→ MATERIAL FOR THIS EXERCISE
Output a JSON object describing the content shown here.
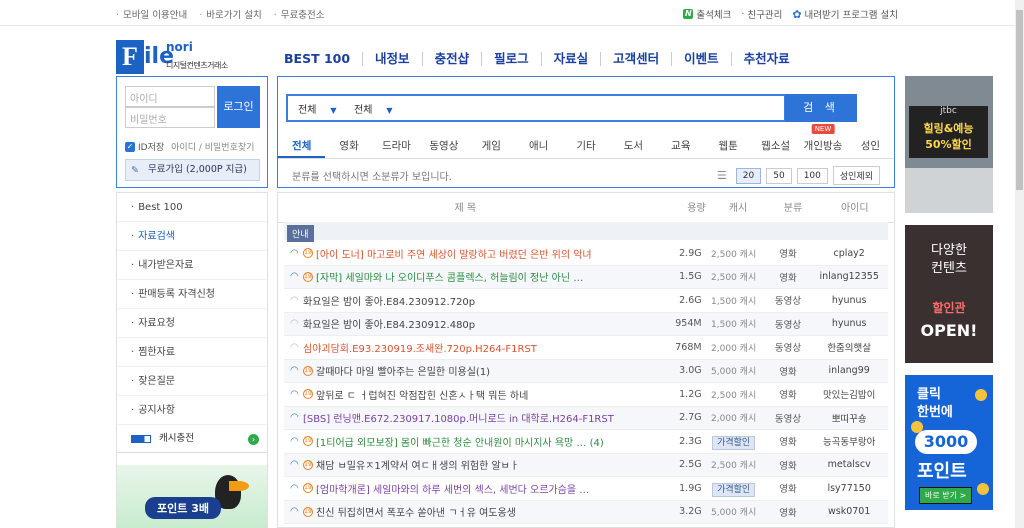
{
  "topbar": {
    "links": [
      "모바일 이용안내",
      "바로가기 설치",
      "무료충전소"
    ],
    "right": [
      "출석체크",
      "친구관리",
      "내려받기 프로그램 설치"
    ]
  },
  "logo": {
    "f": "F",
    "ile": "ile",
    "nori": "nori",
    "sub": "디지털컨텐츠거래소"
  },
  "nav": [
    "BEST 100",
    "내정보",
    "충전샵",
    "필로그",
    "자료실",
    "고객센터",
    "이벤트",
    "추천자료"
  ],
  "login": {
    "id_placeholder": "아이디",
    "pw_placeholder": "비밀번호",
    "button": "로그인",
    "remember": "ID저장",
    "find": "아이디 / 비밀번호찾기",
    "join": "무료가입 (2,000P 지급)"
  },
  "search": {
    "select1": "전체",
    "select2": "전체",
    "button": "검 색",
    "categories": [
      "전체",
      "영화",
      "드라마",
      "동영상",
      "게임",
      "애니",
      "기타",
      "도서",
      "교육",
      "웹툰",
      "웹소설",
      "개인방송",
      "성인"
    ],
    "new_badge": "NEW",
    "hint": "분류를 선택하시면 소분류가 보입니다.",
    "view_counts": [
      "20",
      "50",
      "100"
    ],
    "adult_button": "성인제외"
  },
  "sidemenu": {
    "items": [
      "Best 100",
      "자료검색",
      "내가받은자료",
      "판매등록 자격신청",
      "자료요청",
      "찜한자료",
      "잦은질문",
      "공지사항"
    ],
    "charge": "캐시충전",
    "banner": "포인트 3배"
  },
  "results": {
    "headers": [
      "제 목",
      "용량",
      "캐시",
      "분류",
      "아이디"
    ],
    "notice": "안내",
    "rows": [
      {
        "title": "[아이 도너] 마고로비 주연 세상이 말랑하고 버렸던 은반 위의 악녀",
        "size": "2.9G",
        "cash": "2,500 캐시",
        "cat": "영화",
        "uid": "cplay2",
        "color": "#d9532c",
        "wifi": true,
        "badge": true,
        "discount": false
      },
      {
        "title": "[자막] 세일마와 나 오이디푸스 콤플렉스, 허늘림이 정난 아닌 …",
        "size": "1.5G",
        "cash": "2,500 캐시",
        "cat": "영화",
        "uid": "inlang12355",
        "color": "#2b8a3e",
        "wifi": true,
        "badge": true,
        "discount": false
      },
      {
        "title": "화요일은 밤이 좋아.E84.230912.720p",
        "size": "2.6G",
        "cash": "1,500 캐시",
        "cat": "동영상",
        "uid": "hyunus",
        "color": "#444",
        "wifi": false,
        "badge": false,
        "discount": false
      },
      {
        "title": "화요일은 밤이 좋아.E84.230912.480p",
        "size": "954M",
        "cash": "1,500 캐시",
        "cat": "동영상",
        "uid": "hyunus",
        "color": "#444",
        "wifi": false,
        "badge": false,
        "discount": false
      },
      {
        "title": "심야괴담회.E93.230919.조새완.720p.H264-F1RST",
        "size": "768M",
        "cash": "2,000 캐시",
        "cat": "동영상",
        "uid": "한줌의햇살",
        "color": "#d9532c",
        "wifi": false,
        "badge": false,
        "discount": false
      },
      {
        "title": "갈때마다 마일 빨아주는 은밀한 미용실(1)",
        "size": "3.0G",
        "cash": "5,000 캐시",
        "cat": "영화",
        "uid": "inlang99",
        "color": "#444",
        "wifi": true,
        "badge": true,
        "discount": false
      },
      {
        "title": "앞뒤로 ㄷ ㅓ럽혀진 악점잡힌 신혼ㅅㅏ택 뭐든 하네",
        "size": "1.2G",
        "cash": "2,500 캐시",
        "cat": "영화",
        "uid": "맛있는김밥이",
        "color": "#444",
        "wifi": true,
        "badge": true,
        "discount": false
      },
      {
        "title": "[SBS] 런닝맨.E672.230917.1080p.머니로드 in 대학로.H264-F1RST",
        "size": "2.7G",
        "cash": "2,000 캐시",
        "cat": "동영상",
        "uid": "뽀띠꾸숑",
        "color": "#7b3fa0",
        "wifi": true,
        "badge": false,
        "discount": false
      },
      {
        "title": "[1티어급 외모보장] 몸이 빠근한 청순 안내원이 마시지사 욕망 … (4)",
        "size": "2.3G",
        "cash": "가격할인",
        "cat": "영화",
        "uid": "능곡동부랑아",
        "color": "#2b8a3e",
        "wifi": true,
        "badge": true,
        "discount": true
      },
      {
        "title": "채담 ㅂ밀유ㅈ1계약서 여ㄷㅐ생의 위험한 알ㅂㅏ",
        "size": "2.5G",
        "cash": "2,500 캐시",
        "cat": "영화",
        "uid": "metalscv",
        "color": "#444",
        "wifi": true,
        "badge": true,
        "discount": false
      },
      {
        "title": "[엄마학개론] 세일마와의 하루 세번의 섹스, 세번다 오르가슴을 …",
        "size": "1.9G",
        "cash": "가격할인",
        "cat": "영화",
        "uid": "lsy77150",
        "color": "#7b3fa0",
        "wifi": true,
        "badge": true,
        "discount": true
      },
      {
        "title": "친신 뒤집히면서 폭포수 쏟아낸 ㄱㅓ유 여도옹생",
        "size": "3.2G",
        "cash": "5,000 캐시",
        "cat": "영화",
        "uid": "wsk0701",
        "color": "#444",
        "wifi": true,
        "badge": true,
        "discount": false
      }
    ]
  },
  "ads": {
    "ad1": {
      "brand": "jtbc",
      "l1": "힐링&예능",
      "l2": "50%할인"
    },
    "ad2": {
      "a": "다양한",
      "b": "컨텐츠",
      "c": "할인관",
      "d": "OPEN!"
    },
    "ad3": {
      "a": "클릭",
      "b": "한번에",
      "c": "3000",
      "d": "포인트",
      "e": "바로 받기 >"
    }
  },
  "colors": {
    "accent": "#2d73d8",
    "nav": "#1b3fa0"
  }
}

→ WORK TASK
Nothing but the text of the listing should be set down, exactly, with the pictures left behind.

→ TASK OUTPUT
Output a JSON object describing the content shown here.
{
  "topbar": {
    "links": [
      "모바일 이용안내",
      "바로가기 설치",
      "무료충전소"
    ],
    "right": [
      "출석체크",
      "친구관리",
      "내려받기 프로그램 설치"
    ]
  },
  "logo": {
    "f": "F",
    "ile": "ile",
    "nori": "nori",
    "sub": "디지털컨텐츠거래소"
  },
  "nav": [
    "BEST 100",
    "내정보",
    "충전샵",
    "필로그",
    "자료실",
    "고객센터",
    "이벤트",
    "추천자료"
  ],
  "login": {
    "id_placeholder": "아이디",
    "pw_placeholder": "비밀번호",
    "button": "로그인",
    "remember": "ID저장",
    "find": "아이디 / 비밀번호찾기",
    "join": "무료가입 (2,000P 지급)"
  },
  "search": {
    "select1": "전체",
    "select2": "전체",
    "button": "검 색",
    "categories": [
      "전체",
      "영화",
      "드라마",
      "동영상",
      "게임",
      "애니",
      "기타",
      "도서",
      "교육",
      "웹툰",
      "웹소설",
      "개인방송",
      "성인"
    ],
    "new_badge": "NEW",
    "hint": "분류를 선택하시면 소분류가 보입니다.",
    "view_counts": [
      "20",
      "50",
      "100"
    ],
    "adult_button": "성인제외"
  },
  "sidemenu": {
    "items": [
      "Best 100",
      "자료검색",
      "내가받은자료",
      "판매등록 자격신청",
      "자료요청",
      "찜한자료",
      "잦은질문",
      "공지사항"
    ],
    "charge": "캐시충전",
    "banner": "포인트 3배"
  },
  "results": {
    "headers": [
      "제 목",
      "용량",
      "캐시",
      "분류",
      "아이디"
    ],
    "notice": "안내",
    "rows": [
      {
        "title": "[아이 도너] 마고로비 주연 세상이 말랑하고 버렸던 은반 위의 악녀",
        "size": "2.9G",
        "cash": "2,500 캐시",
        "cat": "영화",
        "uid": "cplay2",
        "color": "#d9532c",
        "wifi": true,
        "badge": true,
        "discount": false
      },
      {
        "title": "[자막] 세일마와 나 오이디푸스 콤플렉스, 허늘림이 정난 아닌 …",
        "size": "1.5G",
        "cash": "2,500 캐시",
        "cat": "영화",
        "uid": "inlang12355",
        "color": "#2b8a3e",
        "wifi": true,
        "badge": true,
        "discount": false
      },
      {
        "title": "화요일은 밤이 좋아.E84.230912.720p",
        "size": "2.6G",
        "cash": "1,500 캐시",
        "cat": "동영상",
        "uid": "hyunus",
        "color": "#444",
        "wifi": false,
        "badge": false,
        "discount": false
      },
      {
        "title": "화요일은 밤이 좋아.E84.230912.480p",
        "size": "954M",
        "cash": "1,500 캐시",
        "cat": "동영상",
        "uid": "hyunus",
        "color": "#444",
        "wifi": false,
        "badge": false,
        "discount": false
      },
      {
        "title": "심야괴담회.E93.230919.조새완.720p.H264-F1RST",
        "size": "768M",
        "cash": "2,000 캐시",
        "cat": "동영상",
        "uid": "한줌의햇살",
        "color": "#d9532c",
        "wifi": false,
        "badge": false,
        "discount": false
      },
      {
        "title": "갈때마다 마일 빨아주는 은밀한 미용실(1)",
        "size": "3.0G",
        "cash": "5,000 캐시",
        "cat": "영화",
        "uid": "inlang99",
        "color": "#444",
        "wifi": true,
        "badge": true,
        "discount": false
      },
      {
        "title": "앞뒤로 ㄷ ㅓ럽혀진 악점잡힌 신혼ㅅㅏ택 뭐든 하네",
        "size": "1.2G",
        "cash": "2,500 캐시",
        "cat": "영화",
        "uid": "맛있는김밥이",
        "color": "#444",
        "wifi": true,
        "badge": true,
        "discount": false
      },
      {
        "title": "[SBS] 런닝맨.E672.230917.1080p.머니로드 in 대학로.H264-F1RST",
        "size": "2.7G",
        "cash": "2,000 캐시",
        "cat": "동영상",
        "uid": "뽀띠꾸숑",
        "color": "#7b3fa0",
        "wifi": true,
        "badge": false,
        "discount": false
      },
      {
        "title": "[1티어급 외모보장] 몸이 빠근한 청순 안내원이 마시지사 욕망 … (4)",
        "size": "2.3G",
        "cash": "가격할인",
        "cat": "영화",
        "uid": "능곡동부랑아",
        "color": "#2b8a3e",
        "wifi": true,
        "badge": true,
        "discount": true
      },
      {
        "title": "채담 ㅂ밀유ㅈ1계약서 여ㄷㅐ생의 위험한 알ㅂㅏ",
        "size": "2.5G",
        "cash": "2,500 캐시",
        "cat": "영화",
        "uid": "metalscv",
        "color": "#444",
        "wifi": true,
        "badge": true,
        "discount": false
      },
      {
        "title": "[엄마학개론] 세일마와의 하루 세번의 섹스, 세번다 오르가슴을 …",
        "size": "1.9G",
        "cash": "가격할인",
        "cat": "영화",
        "uid": "lsy77150",
        "color": "#7b3fa0",
        "wifi": true,
        "badge": true,
        "discount": true
      },
      {
        "title": "친신 뒤집히면서 폭포수 쏟아낸 ㄱㅓ유 여도옹생",
        "size": "3.2G",
        "cash": "5,000 캐시",
        "cat": "영화",
        "uid": "wsk0701",
        "color": "#444",
        "wifi": true,
        "badge": true,
        "discount": false
      }
    ]
  },
  "ads": {
    "ad1": {
      "brand": "jtbc",
      "l1": "힐링&예능",
      "l2": "50%할인"
    },
    "ad2": {
      "a": "다양한",
      "b": "컨텐츠",
      "c": "할인관",
      "d": "OPEN!"
    },
    "ad3": {
      "a": "클릭",
      "b": "한번에",
      "c": "3000",
      "d": "포인트",
      "e": "바로 받기 >"
    }
  },
  "colors": {
    "accent": "#2d73d8",
    "nav": "#1b3fa0"
  }
}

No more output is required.